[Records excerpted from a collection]
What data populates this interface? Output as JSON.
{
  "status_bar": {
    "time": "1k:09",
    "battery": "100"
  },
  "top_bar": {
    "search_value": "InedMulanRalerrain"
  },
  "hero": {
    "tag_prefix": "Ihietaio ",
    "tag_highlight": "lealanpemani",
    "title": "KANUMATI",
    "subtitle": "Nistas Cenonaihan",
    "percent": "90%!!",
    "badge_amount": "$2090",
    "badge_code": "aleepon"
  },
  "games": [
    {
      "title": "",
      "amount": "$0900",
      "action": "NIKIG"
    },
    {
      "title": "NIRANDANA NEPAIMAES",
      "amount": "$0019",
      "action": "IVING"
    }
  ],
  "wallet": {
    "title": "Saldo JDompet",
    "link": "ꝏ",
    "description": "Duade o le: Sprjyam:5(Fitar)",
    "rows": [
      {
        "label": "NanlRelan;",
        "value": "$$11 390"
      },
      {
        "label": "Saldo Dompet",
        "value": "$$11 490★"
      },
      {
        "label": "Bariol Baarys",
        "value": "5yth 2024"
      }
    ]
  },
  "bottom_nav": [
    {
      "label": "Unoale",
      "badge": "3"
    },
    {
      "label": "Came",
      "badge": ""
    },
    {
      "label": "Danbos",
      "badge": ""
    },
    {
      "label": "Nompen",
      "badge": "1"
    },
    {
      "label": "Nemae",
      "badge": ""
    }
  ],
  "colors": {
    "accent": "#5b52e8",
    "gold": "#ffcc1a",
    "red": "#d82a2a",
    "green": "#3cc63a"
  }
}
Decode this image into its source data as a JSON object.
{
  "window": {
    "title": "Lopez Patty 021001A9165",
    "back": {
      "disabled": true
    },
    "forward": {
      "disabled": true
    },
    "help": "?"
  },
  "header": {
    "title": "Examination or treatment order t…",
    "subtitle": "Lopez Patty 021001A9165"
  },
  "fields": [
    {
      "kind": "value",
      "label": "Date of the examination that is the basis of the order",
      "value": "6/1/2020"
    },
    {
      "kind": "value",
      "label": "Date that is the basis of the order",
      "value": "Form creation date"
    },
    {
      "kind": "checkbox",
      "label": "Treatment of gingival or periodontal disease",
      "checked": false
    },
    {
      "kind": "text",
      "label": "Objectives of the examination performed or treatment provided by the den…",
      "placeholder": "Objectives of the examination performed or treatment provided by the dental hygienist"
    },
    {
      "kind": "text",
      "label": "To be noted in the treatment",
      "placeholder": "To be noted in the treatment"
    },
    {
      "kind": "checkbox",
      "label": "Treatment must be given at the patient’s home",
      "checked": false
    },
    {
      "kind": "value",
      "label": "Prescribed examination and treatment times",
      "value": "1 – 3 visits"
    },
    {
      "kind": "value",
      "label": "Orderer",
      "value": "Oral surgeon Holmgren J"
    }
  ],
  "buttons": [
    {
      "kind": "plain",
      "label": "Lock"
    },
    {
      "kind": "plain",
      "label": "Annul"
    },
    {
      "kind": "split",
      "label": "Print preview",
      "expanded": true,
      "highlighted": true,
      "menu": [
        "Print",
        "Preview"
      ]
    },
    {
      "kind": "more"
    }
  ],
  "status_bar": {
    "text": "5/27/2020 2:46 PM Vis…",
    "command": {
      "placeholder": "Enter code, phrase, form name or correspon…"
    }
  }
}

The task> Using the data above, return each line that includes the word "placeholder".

Solved problem>
      "placeholder": "Objectives of the examination performed or treatment provided by the dental hygienist"
      "placeholder": "To be noted in the treatment"
      "placeholder": "Enter code, phrase, form name or correspon…"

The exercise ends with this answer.